I don't have any water in my apartment.
¡No me digas! ¿Otra vez? 
You don't say? Again?
Si, y yo iba a darme una ducha antes de la fiesta. 
Yes, and I was going to take a shower before the party.
¡Qué broma, chico! La fiesta es a las siete. Apenas tenemos tiempo para vestirnos.
You must be joking, boy! The party is at seven. We barely have time to get dressed.

This short passage contain a number of expressions that are rarely used in newspapers or (non-dialogue) text, but are used everyday in spoken conversation: ¡No me digas! (You dont sayQue te pasa? (What's the matter?) or Que broma! (What a joke!) By working with dialogue, you will quickly improve your ability to recognize and use the patterns most commonly used in everyday speech.

header graphicRule 3: Use oral exercises to build fluency

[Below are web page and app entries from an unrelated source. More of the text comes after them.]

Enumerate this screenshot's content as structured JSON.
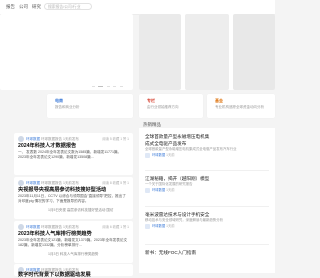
{
  "nav": {
    "items": [
      "报告",
      "公司",
      "研究"
    ],
    "search_placeholder": "搜索报告/公司/行业"
  },
  "banner": {
    "dots": 5,
    "active_dot": 1
  },
  "cards": [
    {
      "tag": "电商",
      "sub": "报告和商业分析",
      "color": "#3b7ad8",
      "sub_color": "#999999"
    },
    {
      "tag": "专栏",
      "sub": "由行业领袖推荐方向",
      "color": "#d84a3a",
      "sub_color": "#999999"
    },
    {
      "tag": "基金",
      "sub": "专业机构追踪全球资金动向分析",
      "color": "#e07a1a",
      "sub_color": "#999999"
    }
  ],
  "left_section": {
    "title": ""
  },
  "feed": [
    {
      "source": "环球数据",
      "meta": "环球数据报告 1天前发布",
      "stats": "阅读 5  收藏 1  赞 1",
      "title": "2024年科技人才数据报告",
      "summary": "一、 发表数 2024年全年发表论文数为1585篇，新增发11771篇。2023年全年发表论文1290篇，新增发13508篇...",
      "extra": ""
    },
    {
      "source": "环球数据",
      "meta": "环球数据报告 1天前发布",
      "stats": "阅读 8  收藏 5  赞 1",
      "title": "央视报导央视高层参访科技搜好型活动",
      "summary": "2023年11月11日，CCTV 以综合与领导国会\"直接领导\"把控，推出了对印度pig 情况的学习，下面是报导的内容。",
      "extra": "1月5日央视 高层参访科技搜好型活动 国访"
    },
    {
      "source": "环球数据",
      "meta": "环球数据报告 1天前发布",
      "stats": "阅读 6  收藏 1  赞 1",
      "title": "2023年科技人气库排行榜类趋势",
      "summary": "2023年全年发表论文121篇，新增发文1370篇。2023年全年发表论文182篇，新增发1332篇。分析榜单排行...",
      "extra": "1月3日 科技人气库排行榜类趋势"
    },
    {
      "source": "环球数据",
      "meta": "环球数据报告 1天前发布",
      "stats": "阅读 4  收藏 2  赞 1",
      "title": "数字时代背景下以数据驱动发展",
      "summary": "",
      "extra": ""
    }
  ],
  "right_section": {
    "title": "热销精品"
  },
  "right_list": [
    {
      "title": "全球首款量产型永磁增压电机集",
      "line2": "成式全电驱产品发布",
      "summary": "全球首款量产型永磁增压电机集成式全电驱产品发布汽车行业",
      "meta_src": "环球数据",
      "meta": "1天前"
    },
    {
      "title": "江湖秘籍，揭开（越阳刚）模型",
      "line2": "",
      "summary": "一个关于国际化发展的研究报告",
      "meta_src": "环球数据",
      "meta": "1天前"
    },
    {
      "title": "毫米波雷达技术与设计手机安全",
      "line2": "",
      "summary": "移动技术与安全领域研究，深度解读与最新趋势分析",
      "meta_src": "环球数据",
      "meta": "1天前"
    },
    {
      "title": "新书：无线FOC入门指南",
      "line2": "",
      "summary": "",
      "meta_src": "",
      "meta": ""
    }
  ]
}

“Fluency” is not just a measure of how many words you know, but rather how comfortably you are able to recall the parts of Spanish that you have already learned. For example, you are probably “fluent” with respect to simple phrases like “Como estas?” or “Como te llamas?” You automatically respond “Muy bien!” and “Me llamo Júan” without stopping to think about sentence construction, or whether llamar is regular or irregular, or how to conjugate the first person singular. Because you have heard and repeated those phrases so many times, your response becomes nearly automatic. What we call “fluency” is really “automaticity” – the ease with which we can automatically use a portion of language without having to stop and think about it.

We can significantly improve our “automaticity” by using drills that require you to repeat key phrases and structures orally.  Focusing on oral repetition helps to develop the neural pathways required in order to reproduce language quickly in live conversation and improve the fluency of real-time speech.

header graphicRule 4: Make time to study everyday

Simply put - your Spanish will improve fastest if you study or practice everyday. We realize this sounds like an annoying lecture from your piano teacher - but studies have shown that increasing frequency of training promotes the development of new skills by keeping performance within the peak range required for rapid improvement. When new skills are trained less often, the learner's skill level quickly drops back to prior levels of performance. This remains true even when the total amount of study time is the same. In other words, you will you improve faster by studying 7 days per week for 45 minutes a day, than trying to cram the same 5 hours of study over a weekend. Try to commit to a plan to study and practice your skills everyday, in order to minimize the amount of time required to reach functional fluency.

header graphicRule 5: Get comfortable making mistakes

Simply put, if your goal is to converse with Spanish speaking natives, you need become comfortable making lots and lots of mistakes. This can be a significant mental hurdle for students who have spent most of their time learning Spanish in high-school or college. In a traditional academic setting, the goal is to always get the “right” answer – choose the right word, use the right conjugation, etc.

Approaching conversation with same standard is a recipe for failure. You simply wont be able to have a real conversation if you have to stop and decide whether to its better to use preterite or imperfect every time you use a verb. It might be okay to take 15 or 20 seconds to choose the right form if you are taking a written test, but in real-time conversation, even 5 seconds is an eternity. (Try it: slowly count to 5 in your head. Now imagine having a conversation with a 5 second pauses before every verb.)

The good news is that you can make lots of mistakes and still be sufficiently well understood. Here is an example of a 7 minute conversation between an intermediate Spanish learner (Niall Doherty) and two Spanish natives. Niall makes tons of mistakes throughout the video (can you spot them?), but he is still well understood by his Spanish friends.

In the next article, we'll show you how to combine several of these rules into a powerful, time-saving hack that is the single best way we know to rapidly boost your conversational skills in Spanish.

Get our #1 hack for learning Spanish fast >>

Get our #1 hack for learning Spanish and weekly Spanish tips

We value your privacy and would never spam you

Copyright © 2014 One Month Languages.  Privacy Policy.